I’ll readily admit that I’m one of those people who takes more pleasure in starting projects than continuing them. I’m not sure if everyone is like this, but I know that there are probably a large percentage of people who are. There’s just something so nice about starting anew that it can feel like a bit of an addiction to bounce from one new thing to the next.
There are some projects you start that you do want to see through until they have reached the level you hoped they’d be at, but after a while of working away at them, you realize you don’t quite have the time, energy, patience, or mental capacity for them at the moment. So you lessen the load they take on you, and then you stop working on them altogether, likely always feeling a nagging guilt in the back of your mind that you should be working on them, if it’s a blog or a channel, that you should be posting more, or posting at all for that matter.
I used to think that if I abandoned a project, I would probably never start it back up again, so I used to “hang in there” as long as I could – just so I could tell myself I tried working on it as long as I could. This just isn’t true, however. There are projects that need to die a temporary death, only to be resurrected later, when life is more free, when you have enough time, energy, patience, or mental capacity for them finally. Life doesn’t just continue to get more and more busy – sometimes it gives you enough of a clearing to give old projects another go. And sometimes the time away from old projects allows you to re-envision them and reinvent them altogether for a second, better go.
No one limits you but yourself. If you think you’ll never pick something back up, it’s a concern you’re likely putting on yourself because 1. You wrongly assume that things won’t change over time (your time, energy, patience, or mental capacity will never get better, but will only get worse), or 2. You don’t actually like the present state of things and subconsciously feel like if you continued the project in the same way you’ve been doing it, it would be too draining, not yield enough success by your standards, or a slew of other potential disappointments. If the problem is 1 – change your thinking because time does change circumstances. If the problem is 2 – hit the pause button, let yourself think about the future of said project if you were to change it in different ways, and essentially work hard on just brainstorming ways it could be better until you figure out a new direction you’d like to take with it.
There is always a chance that you’ll abandon the project full stop and never pick it back up again, but if that’s the case then that’s the case. Cut your losses and move on – it’s okay to do so, and nothing should make you feel like you absolutely must work on a project – especially if it yields little to no value to you. This is, after all, your life, and once you’ve experienced life without a specific project, only you can say whether your life is better or worse off without it.
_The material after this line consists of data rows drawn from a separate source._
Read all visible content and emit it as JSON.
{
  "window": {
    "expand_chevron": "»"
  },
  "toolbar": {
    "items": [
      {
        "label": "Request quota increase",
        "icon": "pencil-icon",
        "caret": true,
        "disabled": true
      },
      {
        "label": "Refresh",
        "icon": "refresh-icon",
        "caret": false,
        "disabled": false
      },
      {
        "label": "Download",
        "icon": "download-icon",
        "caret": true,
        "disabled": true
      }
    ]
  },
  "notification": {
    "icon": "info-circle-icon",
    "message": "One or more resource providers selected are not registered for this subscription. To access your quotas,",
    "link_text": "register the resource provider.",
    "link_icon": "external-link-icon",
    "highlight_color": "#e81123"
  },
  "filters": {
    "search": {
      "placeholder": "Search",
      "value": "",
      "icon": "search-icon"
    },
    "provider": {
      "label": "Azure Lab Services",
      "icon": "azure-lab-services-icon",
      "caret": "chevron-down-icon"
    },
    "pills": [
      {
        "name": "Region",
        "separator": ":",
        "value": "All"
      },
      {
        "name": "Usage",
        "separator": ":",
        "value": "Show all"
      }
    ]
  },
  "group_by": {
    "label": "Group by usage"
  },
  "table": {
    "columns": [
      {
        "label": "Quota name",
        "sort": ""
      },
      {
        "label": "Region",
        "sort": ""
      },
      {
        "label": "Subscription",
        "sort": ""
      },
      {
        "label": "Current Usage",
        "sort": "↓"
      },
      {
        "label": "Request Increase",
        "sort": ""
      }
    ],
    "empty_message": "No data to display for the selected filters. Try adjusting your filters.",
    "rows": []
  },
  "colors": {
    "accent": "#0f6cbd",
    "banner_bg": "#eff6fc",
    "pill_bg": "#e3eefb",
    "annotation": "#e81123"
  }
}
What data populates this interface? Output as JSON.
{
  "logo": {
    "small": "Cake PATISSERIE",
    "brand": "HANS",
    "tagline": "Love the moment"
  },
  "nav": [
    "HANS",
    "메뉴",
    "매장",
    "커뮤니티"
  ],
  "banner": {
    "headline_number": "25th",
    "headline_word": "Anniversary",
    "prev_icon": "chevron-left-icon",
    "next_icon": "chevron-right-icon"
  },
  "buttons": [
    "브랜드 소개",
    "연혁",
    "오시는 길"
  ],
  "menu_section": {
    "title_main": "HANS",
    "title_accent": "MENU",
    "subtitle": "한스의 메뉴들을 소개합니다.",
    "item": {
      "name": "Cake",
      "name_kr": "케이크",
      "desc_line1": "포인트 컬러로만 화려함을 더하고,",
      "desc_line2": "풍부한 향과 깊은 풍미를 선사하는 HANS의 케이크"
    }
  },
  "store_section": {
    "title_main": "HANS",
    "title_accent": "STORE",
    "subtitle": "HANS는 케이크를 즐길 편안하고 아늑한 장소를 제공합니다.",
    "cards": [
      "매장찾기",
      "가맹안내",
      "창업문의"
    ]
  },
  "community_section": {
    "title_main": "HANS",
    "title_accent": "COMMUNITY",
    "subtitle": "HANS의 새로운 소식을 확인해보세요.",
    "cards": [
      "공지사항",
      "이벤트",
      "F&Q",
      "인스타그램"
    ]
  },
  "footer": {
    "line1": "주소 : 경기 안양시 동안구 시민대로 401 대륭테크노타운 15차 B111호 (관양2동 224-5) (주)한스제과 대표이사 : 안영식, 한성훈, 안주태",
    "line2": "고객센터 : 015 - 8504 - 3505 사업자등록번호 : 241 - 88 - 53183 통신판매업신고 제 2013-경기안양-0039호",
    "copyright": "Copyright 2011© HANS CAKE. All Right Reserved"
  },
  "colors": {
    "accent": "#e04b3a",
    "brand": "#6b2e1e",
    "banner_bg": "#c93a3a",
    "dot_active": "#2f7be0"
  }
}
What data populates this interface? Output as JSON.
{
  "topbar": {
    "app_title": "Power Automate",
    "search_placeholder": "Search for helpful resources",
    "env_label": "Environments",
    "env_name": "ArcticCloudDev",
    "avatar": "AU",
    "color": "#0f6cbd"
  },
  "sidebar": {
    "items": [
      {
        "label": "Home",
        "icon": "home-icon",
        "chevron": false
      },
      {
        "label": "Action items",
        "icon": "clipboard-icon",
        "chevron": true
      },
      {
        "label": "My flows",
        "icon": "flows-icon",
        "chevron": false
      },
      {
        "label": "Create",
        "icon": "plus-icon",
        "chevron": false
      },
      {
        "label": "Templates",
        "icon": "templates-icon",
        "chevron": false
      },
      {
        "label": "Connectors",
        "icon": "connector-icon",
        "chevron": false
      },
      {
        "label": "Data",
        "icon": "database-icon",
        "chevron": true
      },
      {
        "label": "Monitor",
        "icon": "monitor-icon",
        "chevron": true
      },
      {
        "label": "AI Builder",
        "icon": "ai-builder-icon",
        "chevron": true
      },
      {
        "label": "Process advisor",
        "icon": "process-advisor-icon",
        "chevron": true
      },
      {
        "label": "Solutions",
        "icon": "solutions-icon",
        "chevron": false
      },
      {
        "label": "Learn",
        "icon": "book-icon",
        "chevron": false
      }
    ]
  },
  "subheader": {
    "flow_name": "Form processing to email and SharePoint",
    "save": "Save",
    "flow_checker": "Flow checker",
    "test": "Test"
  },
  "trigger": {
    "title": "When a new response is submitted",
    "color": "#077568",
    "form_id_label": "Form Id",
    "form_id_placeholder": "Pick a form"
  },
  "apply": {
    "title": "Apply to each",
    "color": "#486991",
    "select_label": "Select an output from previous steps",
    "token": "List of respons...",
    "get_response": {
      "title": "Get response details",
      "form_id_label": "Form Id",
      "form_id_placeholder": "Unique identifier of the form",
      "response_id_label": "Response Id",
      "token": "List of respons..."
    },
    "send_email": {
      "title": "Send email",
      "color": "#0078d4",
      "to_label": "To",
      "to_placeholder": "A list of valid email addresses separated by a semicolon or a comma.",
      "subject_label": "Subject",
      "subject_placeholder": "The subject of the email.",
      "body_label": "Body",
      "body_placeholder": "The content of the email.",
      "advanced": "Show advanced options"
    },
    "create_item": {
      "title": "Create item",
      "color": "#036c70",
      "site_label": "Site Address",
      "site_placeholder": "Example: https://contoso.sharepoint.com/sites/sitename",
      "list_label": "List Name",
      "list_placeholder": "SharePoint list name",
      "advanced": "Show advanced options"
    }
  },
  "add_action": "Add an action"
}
And if you just want to shelf your project for the time being and come back to it later – don’t worry about the fact that you might never come back to it. If it’s the right time, if you’re in the right space, if you find it would be useful to you again, especially if you finally think of a way to make it into something that you’re excited about – chances are good you will start that old project up again – and have a much better run at it than your previous go as well.